*To do*
Below are the records; locate each line with the word "polish" and copy it.

[[ Exercise materials, beginning ]]

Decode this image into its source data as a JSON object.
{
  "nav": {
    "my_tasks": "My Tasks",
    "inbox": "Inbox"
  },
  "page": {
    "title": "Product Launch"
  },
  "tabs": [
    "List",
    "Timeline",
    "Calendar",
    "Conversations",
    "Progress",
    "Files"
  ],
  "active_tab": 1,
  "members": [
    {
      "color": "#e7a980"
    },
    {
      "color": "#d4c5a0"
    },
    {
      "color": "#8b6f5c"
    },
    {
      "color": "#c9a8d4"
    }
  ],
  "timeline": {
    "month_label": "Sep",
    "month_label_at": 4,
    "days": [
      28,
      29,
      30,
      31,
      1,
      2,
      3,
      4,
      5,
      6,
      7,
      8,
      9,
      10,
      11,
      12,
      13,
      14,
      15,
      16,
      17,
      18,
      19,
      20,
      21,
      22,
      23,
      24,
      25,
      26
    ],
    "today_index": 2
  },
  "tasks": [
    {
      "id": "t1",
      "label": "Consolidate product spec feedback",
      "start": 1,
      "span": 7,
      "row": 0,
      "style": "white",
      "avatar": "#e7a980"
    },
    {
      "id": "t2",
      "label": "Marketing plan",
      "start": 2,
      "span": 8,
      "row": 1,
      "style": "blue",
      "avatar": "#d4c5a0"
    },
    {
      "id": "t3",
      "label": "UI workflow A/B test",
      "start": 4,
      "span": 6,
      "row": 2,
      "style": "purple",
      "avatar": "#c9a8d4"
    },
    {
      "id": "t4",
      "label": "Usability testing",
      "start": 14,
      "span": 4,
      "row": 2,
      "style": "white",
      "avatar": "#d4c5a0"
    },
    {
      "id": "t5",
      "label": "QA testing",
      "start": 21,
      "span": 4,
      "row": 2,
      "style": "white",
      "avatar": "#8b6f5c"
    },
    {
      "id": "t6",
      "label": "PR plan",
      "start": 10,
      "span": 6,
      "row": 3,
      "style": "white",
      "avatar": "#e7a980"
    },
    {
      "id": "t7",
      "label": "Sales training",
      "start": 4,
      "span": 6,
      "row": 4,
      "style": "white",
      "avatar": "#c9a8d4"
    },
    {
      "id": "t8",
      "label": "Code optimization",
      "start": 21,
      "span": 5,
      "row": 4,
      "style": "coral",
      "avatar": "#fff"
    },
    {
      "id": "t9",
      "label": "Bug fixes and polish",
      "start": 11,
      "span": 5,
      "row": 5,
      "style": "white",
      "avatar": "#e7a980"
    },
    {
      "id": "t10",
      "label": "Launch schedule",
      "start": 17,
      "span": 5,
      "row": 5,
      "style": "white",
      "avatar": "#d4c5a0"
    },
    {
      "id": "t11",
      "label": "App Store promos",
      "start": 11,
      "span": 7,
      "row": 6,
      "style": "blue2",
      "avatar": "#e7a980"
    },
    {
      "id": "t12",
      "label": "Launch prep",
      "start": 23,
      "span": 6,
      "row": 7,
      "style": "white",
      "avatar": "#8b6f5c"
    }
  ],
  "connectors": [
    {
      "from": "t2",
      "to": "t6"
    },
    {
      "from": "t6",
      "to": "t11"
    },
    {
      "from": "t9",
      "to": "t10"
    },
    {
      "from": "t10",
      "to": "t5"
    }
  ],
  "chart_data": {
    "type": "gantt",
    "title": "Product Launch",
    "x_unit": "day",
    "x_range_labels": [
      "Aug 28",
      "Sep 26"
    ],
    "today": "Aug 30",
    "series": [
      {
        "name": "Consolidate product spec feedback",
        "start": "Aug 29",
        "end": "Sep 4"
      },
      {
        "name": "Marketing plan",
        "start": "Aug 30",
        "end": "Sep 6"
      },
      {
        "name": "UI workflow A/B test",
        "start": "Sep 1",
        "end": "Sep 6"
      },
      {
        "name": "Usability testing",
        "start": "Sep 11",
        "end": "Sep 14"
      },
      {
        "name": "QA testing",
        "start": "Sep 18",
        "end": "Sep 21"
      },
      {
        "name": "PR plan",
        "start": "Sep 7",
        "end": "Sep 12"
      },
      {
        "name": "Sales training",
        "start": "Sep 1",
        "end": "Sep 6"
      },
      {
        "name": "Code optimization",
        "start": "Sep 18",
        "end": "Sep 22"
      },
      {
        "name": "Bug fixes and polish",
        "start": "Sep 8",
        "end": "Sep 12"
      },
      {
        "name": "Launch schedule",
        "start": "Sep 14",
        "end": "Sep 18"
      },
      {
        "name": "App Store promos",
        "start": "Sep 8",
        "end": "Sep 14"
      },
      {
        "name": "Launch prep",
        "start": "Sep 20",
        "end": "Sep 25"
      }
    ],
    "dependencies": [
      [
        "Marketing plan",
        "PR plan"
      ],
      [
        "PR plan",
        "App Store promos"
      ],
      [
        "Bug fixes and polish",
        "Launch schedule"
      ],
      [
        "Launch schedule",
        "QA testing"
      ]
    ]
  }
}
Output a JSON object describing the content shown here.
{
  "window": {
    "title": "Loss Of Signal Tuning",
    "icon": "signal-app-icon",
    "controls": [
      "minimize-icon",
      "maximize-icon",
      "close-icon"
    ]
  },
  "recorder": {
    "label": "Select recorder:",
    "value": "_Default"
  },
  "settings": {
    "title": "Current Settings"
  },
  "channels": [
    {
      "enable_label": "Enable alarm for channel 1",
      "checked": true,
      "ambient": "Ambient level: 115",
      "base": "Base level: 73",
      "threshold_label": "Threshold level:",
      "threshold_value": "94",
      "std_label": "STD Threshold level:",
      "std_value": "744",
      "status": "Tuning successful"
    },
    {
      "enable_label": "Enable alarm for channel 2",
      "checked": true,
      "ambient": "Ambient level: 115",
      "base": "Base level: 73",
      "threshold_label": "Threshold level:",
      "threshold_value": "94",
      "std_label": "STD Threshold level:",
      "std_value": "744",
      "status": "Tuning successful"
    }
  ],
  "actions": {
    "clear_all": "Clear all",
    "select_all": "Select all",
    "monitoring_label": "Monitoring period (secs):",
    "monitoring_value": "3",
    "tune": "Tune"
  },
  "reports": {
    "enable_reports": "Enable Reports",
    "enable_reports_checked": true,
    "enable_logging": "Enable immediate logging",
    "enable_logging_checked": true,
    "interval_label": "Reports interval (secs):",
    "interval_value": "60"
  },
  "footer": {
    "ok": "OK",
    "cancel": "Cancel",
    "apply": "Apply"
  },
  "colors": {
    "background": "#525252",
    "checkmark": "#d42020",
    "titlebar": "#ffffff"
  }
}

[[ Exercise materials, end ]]

*Task result*
      "label": "Bug fixes and polish",
        "name": "Bug fixes and polish",
        "Bug fixes and polish",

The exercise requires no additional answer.